Count every line below that holds "time". The answer is the number alone.

▸ **DATASET**:
____
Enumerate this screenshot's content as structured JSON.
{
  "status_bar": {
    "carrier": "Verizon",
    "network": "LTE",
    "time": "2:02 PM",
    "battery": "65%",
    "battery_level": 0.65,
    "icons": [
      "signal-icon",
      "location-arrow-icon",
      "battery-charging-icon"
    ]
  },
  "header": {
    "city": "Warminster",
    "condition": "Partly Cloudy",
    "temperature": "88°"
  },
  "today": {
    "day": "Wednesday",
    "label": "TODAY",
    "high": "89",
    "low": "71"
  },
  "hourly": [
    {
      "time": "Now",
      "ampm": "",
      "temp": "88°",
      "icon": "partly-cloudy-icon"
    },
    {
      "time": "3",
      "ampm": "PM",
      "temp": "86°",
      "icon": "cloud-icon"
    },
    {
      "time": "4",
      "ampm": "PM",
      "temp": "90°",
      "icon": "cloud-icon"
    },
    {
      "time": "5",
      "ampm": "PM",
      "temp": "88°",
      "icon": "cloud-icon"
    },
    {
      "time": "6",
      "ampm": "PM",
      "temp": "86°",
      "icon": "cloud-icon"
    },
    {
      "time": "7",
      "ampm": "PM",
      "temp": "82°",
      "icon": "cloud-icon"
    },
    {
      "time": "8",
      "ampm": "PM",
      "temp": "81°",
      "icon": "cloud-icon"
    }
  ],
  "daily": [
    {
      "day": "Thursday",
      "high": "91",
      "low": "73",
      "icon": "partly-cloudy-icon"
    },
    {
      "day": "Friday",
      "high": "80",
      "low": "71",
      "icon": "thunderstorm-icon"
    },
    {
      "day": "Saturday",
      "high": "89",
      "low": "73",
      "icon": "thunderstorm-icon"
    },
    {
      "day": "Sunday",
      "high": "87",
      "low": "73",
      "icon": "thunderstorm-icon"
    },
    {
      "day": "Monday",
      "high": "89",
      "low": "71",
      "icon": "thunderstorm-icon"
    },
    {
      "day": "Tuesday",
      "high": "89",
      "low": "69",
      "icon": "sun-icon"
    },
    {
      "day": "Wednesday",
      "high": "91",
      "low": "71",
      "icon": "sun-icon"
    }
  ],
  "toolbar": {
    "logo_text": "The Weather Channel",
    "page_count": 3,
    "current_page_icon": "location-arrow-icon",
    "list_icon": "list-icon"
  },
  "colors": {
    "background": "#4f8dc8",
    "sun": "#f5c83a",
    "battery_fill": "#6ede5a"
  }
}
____
▸ **ANSWER TO THE EXERCISE**: 8